The market for thin and light notebooks seems to be growing all the time, and every time I look a new machine appears that redefines the genre. Only last week I looked at the Sony VAIO VGN-T2XP, which completely won me over, but there are a lot of mobile users out there who want something light and portable, but don't have over £1,500 to spend. This is where the Mobeus comes in - it may not instil the same kudos when you take it out of your bag, but it is small, light, well featured and won't break the bank.
Let's get a few things straight first. the Mobeus doesn't really fall into the ultra-portable category, with a weight of 2.1kg and dimensions of 290 x 230 x 38mm (WxDxH), but it's certainly small and light enough to be carried around with you all day without you getting back ache. And to be fair, the super svelte Sony T2XP isn't really what the Mobeus is competing against, it's more akin to the Sony S range, like the VAIO S1VP I reviewed last year, which weighed in at 1.89kg.
Finished in matt silver and black, the Mobeus is reasonably pleasing to the eye, but it doesn't have the WOW factor that, say, a Sony or Apple notebook might have. The lid is secured with a single, central catch and once lifted, a rather staid interior is revealed. Inside everything is black, with the exception of the power button, the "P" button (more on this later) and the two touchpad buttons. things aren't helped by the fact that the default MV wallpaper is also black, but once you change it to something a little less sombre, the Mobeus brightens up a bit.
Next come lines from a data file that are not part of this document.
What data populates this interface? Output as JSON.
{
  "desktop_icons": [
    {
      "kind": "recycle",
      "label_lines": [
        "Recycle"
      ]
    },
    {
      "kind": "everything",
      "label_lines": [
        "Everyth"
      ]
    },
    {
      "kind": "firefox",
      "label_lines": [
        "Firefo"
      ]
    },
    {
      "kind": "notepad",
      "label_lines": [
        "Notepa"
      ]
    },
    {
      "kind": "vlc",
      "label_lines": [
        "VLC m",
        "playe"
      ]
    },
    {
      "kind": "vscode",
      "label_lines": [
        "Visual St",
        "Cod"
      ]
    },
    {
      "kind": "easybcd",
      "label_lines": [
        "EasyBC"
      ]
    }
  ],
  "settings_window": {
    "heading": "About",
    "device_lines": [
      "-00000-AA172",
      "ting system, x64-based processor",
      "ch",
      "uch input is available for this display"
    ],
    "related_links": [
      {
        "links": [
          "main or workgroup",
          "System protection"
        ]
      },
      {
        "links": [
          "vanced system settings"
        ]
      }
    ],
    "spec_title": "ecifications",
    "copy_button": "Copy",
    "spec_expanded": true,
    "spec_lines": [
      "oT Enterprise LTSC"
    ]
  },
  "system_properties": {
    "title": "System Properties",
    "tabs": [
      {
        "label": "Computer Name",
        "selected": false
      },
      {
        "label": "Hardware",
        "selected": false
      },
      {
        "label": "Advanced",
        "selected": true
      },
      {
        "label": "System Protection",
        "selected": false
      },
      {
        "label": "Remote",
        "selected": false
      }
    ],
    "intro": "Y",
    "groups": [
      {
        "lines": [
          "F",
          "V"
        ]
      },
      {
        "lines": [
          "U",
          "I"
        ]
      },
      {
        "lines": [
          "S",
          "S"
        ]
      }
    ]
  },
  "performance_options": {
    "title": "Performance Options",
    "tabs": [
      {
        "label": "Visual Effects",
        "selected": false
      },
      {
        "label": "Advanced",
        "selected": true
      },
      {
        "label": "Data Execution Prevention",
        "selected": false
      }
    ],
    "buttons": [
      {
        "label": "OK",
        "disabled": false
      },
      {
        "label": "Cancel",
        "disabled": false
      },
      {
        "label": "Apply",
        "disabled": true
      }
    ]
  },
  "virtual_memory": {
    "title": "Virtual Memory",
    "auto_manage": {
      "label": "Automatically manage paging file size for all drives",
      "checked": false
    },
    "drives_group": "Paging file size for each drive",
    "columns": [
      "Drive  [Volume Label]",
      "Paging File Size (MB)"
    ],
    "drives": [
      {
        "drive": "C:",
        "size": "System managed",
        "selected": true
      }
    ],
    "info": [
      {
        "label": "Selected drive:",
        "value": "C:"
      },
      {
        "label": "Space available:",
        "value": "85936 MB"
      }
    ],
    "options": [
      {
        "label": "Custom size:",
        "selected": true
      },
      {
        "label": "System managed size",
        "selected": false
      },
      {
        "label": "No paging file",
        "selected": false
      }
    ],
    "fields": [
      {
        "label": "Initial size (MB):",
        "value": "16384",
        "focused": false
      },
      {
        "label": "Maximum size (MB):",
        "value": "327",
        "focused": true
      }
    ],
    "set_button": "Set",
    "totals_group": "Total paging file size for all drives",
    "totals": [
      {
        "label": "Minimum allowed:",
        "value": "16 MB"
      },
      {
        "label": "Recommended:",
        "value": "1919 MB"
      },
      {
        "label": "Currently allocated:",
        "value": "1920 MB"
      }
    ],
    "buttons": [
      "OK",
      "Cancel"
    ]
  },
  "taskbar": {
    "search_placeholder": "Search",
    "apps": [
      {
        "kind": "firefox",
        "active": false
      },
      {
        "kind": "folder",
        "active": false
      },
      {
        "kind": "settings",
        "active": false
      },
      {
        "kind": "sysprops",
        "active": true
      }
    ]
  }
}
The screen is a 12.1in widescreen affair, with a native resolution of 1,280 x 800. This is a pretty decent amount of desktop real estate considering the size of the machine, and I found that I could work quite happily on the Mobeus running multiple applications without any trouble. In fact, most 4:3 aspect ratio thin and light notebooks sport a 1,024 x 768 native resolution, so you are getting considerably more desktop area with a widescreen solution like this. The screen also has a Crystal Bright coating, which is just like the X-Black finish offered by Sony or the X-Glass coating offered by Rock. This high contrast coating makes colours look superbly life like and vivid, which really shows through when watching movies, and with a widescreen display the Mobeus makes a nice little mobile movie player.